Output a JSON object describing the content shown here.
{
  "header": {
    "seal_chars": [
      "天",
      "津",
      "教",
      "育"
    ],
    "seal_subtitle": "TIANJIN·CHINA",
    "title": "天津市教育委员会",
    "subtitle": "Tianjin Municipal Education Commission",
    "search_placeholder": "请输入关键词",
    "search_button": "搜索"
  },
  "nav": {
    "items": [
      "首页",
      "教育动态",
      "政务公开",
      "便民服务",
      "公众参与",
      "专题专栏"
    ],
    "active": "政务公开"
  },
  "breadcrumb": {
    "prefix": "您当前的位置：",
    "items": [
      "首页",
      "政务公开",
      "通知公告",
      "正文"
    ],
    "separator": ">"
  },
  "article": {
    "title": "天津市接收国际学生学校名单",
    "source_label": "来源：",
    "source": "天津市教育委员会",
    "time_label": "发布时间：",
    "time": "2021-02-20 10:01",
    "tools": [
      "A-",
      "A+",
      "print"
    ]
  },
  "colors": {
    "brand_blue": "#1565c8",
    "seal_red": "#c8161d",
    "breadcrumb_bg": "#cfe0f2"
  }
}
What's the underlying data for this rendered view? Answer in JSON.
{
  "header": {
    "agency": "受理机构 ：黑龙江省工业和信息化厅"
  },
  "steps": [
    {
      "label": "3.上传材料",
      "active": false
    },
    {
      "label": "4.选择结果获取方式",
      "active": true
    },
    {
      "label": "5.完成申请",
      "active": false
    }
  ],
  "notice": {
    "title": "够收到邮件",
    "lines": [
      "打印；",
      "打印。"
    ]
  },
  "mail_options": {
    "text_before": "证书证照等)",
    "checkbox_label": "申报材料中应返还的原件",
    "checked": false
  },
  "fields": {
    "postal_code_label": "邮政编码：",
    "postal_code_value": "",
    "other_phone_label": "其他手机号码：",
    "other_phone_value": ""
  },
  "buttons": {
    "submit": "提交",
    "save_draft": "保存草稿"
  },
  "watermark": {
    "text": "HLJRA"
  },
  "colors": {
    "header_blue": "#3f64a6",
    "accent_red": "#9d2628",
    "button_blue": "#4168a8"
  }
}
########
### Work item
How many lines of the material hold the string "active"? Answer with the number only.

### Answer box
4